See the pattern?

The CTA is your final instruction to your reader, so (duh!) there won’t be 101 variations.

In direct mail, you have to tell people to “mail the enclosed card.” In digital marketing, we ask for a click.

No matter how creative we get, it still boils down to this one request.

But if you look closely at the examples above, there are three things that nearly all the CTAs include:

  1. A no-obligation statement that removes or reduces risk. In many cases, they’re asking for a free trial rather than a purchase. In other words, try us, you’ll like us. This gives people the confidence to buy.
  2. All of them contain some version of “Mail your acceptance card.” This is simple usability. You have to tell people what to do next. Today it would read, “Click the button below.”
  3. Encouragement to respond right away. That’s standard direct response. Don’t give people an option to wait and think about it.

On a quest for 101 call to action examples, I learned something new about CTAs. Review 21 calls to action and 3 criteria for effective CTAs.

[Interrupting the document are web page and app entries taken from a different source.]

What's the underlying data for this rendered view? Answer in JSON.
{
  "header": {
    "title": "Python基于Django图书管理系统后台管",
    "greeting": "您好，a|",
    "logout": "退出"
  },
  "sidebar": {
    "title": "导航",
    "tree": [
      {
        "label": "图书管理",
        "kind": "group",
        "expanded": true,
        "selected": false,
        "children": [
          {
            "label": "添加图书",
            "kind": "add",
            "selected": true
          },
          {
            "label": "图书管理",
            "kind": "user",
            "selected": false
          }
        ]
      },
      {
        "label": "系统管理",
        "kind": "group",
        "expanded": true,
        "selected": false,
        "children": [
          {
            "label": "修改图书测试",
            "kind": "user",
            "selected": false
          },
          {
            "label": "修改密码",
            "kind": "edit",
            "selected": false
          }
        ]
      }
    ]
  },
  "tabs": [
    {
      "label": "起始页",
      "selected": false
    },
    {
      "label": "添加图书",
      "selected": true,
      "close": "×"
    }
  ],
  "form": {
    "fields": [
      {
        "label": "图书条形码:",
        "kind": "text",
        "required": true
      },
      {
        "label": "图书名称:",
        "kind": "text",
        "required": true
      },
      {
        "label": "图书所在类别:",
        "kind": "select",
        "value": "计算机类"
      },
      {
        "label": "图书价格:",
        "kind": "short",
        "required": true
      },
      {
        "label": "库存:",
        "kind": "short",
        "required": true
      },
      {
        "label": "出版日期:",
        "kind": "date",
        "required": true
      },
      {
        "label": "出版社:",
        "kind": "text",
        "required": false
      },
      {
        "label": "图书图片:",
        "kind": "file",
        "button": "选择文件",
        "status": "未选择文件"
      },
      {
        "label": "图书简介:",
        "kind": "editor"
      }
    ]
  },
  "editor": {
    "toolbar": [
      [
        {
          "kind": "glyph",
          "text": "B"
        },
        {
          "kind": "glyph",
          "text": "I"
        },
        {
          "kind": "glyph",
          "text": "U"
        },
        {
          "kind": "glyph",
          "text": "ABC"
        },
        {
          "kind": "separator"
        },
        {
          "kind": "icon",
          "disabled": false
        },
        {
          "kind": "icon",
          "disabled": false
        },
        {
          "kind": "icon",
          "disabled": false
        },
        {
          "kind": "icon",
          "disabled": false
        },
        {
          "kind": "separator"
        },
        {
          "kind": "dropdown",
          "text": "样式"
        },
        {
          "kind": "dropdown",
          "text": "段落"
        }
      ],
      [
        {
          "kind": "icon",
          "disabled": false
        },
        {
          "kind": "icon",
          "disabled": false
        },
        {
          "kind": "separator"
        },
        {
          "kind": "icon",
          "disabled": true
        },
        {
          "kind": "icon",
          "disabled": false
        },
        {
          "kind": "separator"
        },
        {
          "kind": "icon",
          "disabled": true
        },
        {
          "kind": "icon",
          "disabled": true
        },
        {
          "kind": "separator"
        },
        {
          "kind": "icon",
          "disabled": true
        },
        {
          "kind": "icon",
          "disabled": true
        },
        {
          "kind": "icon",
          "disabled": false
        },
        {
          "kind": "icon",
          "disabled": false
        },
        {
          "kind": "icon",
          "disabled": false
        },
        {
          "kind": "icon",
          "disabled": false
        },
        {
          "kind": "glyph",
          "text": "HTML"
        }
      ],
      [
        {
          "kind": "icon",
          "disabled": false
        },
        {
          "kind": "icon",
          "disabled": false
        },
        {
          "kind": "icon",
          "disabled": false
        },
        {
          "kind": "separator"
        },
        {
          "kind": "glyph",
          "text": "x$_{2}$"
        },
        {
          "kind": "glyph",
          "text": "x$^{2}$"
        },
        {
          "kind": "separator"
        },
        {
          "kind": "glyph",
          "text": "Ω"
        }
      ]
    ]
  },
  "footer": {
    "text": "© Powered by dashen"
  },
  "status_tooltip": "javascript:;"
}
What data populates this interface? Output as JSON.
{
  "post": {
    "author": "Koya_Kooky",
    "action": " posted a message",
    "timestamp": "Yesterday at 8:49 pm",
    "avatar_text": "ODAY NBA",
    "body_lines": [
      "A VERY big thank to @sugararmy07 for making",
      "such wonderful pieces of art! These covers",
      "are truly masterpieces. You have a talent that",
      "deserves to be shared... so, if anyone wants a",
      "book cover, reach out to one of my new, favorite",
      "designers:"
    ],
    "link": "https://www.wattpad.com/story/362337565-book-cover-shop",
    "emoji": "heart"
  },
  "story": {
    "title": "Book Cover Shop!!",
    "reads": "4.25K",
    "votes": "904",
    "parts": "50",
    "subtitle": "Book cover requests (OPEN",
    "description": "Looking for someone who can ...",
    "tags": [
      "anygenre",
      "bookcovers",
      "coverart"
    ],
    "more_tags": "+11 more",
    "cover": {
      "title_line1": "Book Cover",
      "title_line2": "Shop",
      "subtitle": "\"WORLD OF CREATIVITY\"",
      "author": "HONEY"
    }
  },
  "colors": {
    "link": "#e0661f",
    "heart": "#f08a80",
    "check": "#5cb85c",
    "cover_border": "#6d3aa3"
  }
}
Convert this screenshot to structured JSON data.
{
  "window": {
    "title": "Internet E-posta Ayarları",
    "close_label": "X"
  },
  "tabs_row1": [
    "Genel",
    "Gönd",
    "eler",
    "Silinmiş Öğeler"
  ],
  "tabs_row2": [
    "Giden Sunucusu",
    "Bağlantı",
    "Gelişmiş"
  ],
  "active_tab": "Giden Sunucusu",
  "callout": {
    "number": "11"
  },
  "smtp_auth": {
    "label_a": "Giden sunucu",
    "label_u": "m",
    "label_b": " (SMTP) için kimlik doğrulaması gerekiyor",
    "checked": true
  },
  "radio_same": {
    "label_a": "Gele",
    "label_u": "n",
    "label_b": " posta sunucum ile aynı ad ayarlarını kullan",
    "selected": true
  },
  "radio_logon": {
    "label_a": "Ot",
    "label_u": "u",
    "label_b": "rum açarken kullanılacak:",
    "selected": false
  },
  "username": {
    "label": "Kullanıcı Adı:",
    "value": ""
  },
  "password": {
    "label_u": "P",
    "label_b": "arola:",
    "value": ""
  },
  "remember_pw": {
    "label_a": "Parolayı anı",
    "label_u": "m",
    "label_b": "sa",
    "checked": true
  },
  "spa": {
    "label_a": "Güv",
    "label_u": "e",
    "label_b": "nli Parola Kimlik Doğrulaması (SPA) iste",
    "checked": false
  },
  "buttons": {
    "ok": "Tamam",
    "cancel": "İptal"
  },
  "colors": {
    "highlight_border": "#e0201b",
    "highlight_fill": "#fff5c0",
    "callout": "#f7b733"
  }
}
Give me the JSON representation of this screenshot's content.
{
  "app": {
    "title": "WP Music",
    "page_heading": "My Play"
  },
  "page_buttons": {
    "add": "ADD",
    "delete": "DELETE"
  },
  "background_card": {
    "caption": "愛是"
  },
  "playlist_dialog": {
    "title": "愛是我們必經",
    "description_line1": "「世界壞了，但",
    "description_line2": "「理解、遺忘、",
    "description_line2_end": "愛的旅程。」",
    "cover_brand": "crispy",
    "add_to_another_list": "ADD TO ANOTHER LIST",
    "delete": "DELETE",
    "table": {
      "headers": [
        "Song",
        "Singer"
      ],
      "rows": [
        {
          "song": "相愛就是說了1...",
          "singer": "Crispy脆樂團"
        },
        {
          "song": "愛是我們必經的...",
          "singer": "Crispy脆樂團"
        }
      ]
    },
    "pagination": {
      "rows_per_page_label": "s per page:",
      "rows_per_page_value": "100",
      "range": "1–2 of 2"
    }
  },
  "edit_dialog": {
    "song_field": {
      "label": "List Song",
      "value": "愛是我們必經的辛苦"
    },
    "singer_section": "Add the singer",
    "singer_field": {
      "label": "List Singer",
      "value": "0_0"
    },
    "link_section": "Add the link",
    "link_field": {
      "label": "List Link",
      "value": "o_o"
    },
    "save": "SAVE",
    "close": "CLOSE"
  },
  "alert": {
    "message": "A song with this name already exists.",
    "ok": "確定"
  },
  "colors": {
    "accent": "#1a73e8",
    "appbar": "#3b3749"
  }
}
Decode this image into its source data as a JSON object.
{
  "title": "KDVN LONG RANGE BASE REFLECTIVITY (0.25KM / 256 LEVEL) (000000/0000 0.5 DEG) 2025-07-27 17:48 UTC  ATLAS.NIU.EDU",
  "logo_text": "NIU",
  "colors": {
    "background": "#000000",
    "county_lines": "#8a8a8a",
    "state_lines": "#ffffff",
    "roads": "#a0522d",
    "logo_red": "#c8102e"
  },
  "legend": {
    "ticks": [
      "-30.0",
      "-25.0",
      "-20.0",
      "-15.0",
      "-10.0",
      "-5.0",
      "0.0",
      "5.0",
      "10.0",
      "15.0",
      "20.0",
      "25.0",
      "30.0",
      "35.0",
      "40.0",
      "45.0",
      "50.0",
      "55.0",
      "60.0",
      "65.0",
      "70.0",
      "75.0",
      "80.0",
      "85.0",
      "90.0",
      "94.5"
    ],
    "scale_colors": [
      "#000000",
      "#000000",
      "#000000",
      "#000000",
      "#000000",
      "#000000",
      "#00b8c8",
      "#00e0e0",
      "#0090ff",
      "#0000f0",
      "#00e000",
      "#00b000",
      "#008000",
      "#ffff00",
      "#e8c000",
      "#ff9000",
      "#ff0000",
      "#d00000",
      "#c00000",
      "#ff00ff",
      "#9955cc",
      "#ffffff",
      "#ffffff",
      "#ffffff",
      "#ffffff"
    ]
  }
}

Source: 21 Call to Action Examples and 3 Rules for Effective CTAs

A teaching tool for my Full Sail University DCBS students